BRETT FAVRE IS LOOKING FOR A CLEAN GOLF SHIRT. TWO CLEAN GOLF shirts, actually. He is flying to Pittsburgh in the morning, and in the afternoon he is playing golf at Oakmont Country Club, and the day after he is playing in one of those celebrity benefit things at some other Pittsburgh course. His agent has told him that playing at Oakmont is a big deal. The U.S. Open is played sometimes at Oakmont. To move around a course that famous, a man should be dressed right. The agent is worried that Favre may not be dressed right. The agent knows Favre.
"I think about golf, and I think about wearing a T-shirt and cutoffs and sneakers," Favre says. "You know what I mean?"
A golf shirt....
A golf shirt....

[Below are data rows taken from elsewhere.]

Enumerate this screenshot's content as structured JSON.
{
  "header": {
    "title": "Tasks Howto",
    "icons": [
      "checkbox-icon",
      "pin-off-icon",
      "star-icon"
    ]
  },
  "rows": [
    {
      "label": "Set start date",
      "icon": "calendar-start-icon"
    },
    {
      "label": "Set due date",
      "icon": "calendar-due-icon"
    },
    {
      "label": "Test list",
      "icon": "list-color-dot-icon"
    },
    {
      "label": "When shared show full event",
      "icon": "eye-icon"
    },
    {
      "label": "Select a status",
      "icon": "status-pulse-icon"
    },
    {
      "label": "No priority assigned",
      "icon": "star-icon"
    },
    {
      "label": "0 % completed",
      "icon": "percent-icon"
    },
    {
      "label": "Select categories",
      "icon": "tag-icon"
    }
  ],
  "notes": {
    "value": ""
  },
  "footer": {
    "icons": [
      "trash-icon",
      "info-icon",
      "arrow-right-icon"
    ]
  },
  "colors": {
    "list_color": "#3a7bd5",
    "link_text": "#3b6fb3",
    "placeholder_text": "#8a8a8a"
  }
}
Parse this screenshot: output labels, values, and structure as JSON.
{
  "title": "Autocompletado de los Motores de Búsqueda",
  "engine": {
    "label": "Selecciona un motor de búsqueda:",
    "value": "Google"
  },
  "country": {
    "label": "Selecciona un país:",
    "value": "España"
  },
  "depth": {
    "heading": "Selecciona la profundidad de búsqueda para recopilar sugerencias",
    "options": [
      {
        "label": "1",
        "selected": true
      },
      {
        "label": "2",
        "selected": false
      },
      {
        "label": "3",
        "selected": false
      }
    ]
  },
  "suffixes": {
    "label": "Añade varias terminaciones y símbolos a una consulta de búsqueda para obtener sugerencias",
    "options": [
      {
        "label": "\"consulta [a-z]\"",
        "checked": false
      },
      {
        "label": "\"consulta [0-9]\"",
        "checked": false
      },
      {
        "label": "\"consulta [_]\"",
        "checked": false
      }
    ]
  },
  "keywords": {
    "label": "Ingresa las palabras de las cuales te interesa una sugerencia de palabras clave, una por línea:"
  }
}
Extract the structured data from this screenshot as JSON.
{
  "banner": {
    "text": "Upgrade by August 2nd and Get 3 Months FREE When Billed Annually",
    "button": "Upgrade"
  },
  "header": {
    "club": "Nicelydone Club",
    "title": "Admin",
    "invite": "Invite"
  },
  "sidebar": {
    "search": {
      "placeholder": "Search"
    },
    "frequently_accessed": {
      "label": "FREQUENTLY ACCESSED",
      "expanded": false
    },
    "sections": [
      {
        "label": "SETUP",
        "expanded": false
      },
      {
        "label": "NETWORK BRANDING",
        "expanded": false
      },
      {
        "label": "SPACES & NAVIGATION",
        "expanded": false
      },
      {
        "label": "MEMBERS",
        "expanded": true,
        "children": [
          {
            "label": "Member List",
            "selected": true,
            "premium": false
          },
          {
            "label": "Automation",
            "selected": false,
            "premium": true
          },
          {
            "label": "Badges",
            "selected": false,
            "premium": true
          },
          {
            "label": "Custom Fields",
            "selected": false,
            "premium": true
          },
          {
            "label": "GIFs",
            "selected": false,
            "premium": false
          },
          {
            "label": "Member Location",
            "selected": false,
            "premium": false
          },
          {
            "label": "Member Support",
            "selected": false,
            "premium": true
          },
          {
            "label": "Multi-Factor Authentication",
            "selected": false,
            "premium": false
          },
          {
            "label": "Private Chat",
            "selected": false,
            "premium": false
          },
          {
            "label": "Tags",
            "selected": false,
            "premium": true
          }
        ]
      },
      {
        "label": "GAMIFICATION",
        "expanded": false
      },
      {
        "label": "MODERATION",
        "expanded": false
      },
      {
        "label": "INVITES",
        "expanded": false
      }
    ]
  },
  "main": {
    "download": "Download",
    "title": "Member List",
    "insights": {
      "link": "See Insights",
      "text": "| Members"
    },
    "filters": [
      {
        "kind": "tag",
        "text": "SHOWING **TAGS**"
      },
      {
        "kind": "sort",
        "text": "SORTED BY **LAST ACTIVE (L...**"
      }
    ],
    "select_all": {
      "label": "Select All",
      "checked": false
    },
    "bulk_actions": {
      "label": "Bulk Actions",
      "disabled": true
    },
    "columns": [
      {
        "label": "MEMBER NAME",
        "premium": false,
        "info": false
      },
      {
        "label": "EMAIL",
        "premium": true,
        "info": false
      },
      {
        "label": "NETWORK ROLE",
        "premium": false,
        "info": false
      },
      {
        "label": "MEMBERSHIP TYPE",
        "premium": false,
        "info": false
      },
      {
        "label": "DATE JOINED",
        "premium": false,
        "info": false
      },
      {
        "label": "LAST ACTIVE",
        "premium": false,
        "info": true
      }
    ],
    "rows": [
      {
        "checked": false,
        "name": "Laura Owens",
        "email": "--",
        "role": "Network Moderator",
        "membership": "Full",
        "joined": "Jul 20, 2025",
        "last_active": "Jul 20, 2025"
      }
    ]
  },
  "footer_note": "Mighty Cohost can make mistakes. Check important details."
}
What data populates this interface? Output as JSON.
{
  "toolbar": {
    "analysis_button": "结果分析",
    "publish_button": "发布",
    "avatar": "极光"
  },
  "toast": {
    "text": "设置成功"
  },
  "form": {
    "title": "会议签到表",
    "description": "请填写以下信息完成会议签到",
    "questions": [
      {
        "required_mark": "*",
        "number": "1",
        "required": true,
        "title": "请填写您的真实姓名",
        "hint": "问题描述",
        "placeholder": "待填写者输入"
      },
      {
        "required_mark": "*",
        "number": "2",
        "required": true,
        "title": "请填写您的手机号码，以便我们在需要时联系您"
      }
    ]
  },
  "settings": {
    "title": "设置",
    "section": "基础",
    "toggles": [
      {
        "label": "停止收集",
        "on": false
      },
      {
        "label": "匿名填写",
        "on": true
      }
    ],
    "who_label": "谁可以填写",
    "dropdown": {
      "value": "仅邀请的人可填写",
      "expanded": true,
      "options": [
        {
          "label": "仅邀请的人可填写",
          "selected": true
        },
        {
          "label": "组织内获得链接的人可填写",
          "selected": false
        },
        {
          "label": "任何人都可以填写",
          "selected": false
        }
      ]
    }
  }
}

He is looking through piles of clothes, looking through drawers, looking around and around his room. His room? It is a room from the pages of Boys' Life. Sports posters and pennants and memorabilia cover the walls and the ceiling, Charles Barkley dunking next to Joe Montana, who is passing a football, next to a program from the 1982 Sugar Bowl that was actually signed by a collegiate Dan Marino. A picture of Bear Bryant is placed directly above a picture of Jesus Christ. Priorities, perhaps.
"Is this all right?" Favre asks, pulling out a blue golf shirt from one of the piles.
"Is it yours?" his mother, Bonita, asks.
Who's to say for sure? Who knows? The three Favre brothers live in this room, and the shirt could belong to any one of them. It also could belong to their father, Irvin (the Hammer); or maybe to their sister, Brandi, the reigning Miss Teen Mississippi; or maybe to their aunt Kay-Kay; or maybe to Bonita; or maybe to just about anyone in Hancock County. There's a kid named Clark who has been living in the house for a few weeks now, and Jeff, the youngest brother, back just today from his freshman year at Southern Mississippi, in Hattiesburg, has brought a friend to stay for a few days, and a kid named Mark has been around all day and...who knows? Laundry is a problem.
"Brett was wearing my shirt one day," Kay-Kay says. "I told him it was mine. He said it was his. I said, 'Well, that must be true, because you look awfully good in a T-shirt with shoulder pads....' "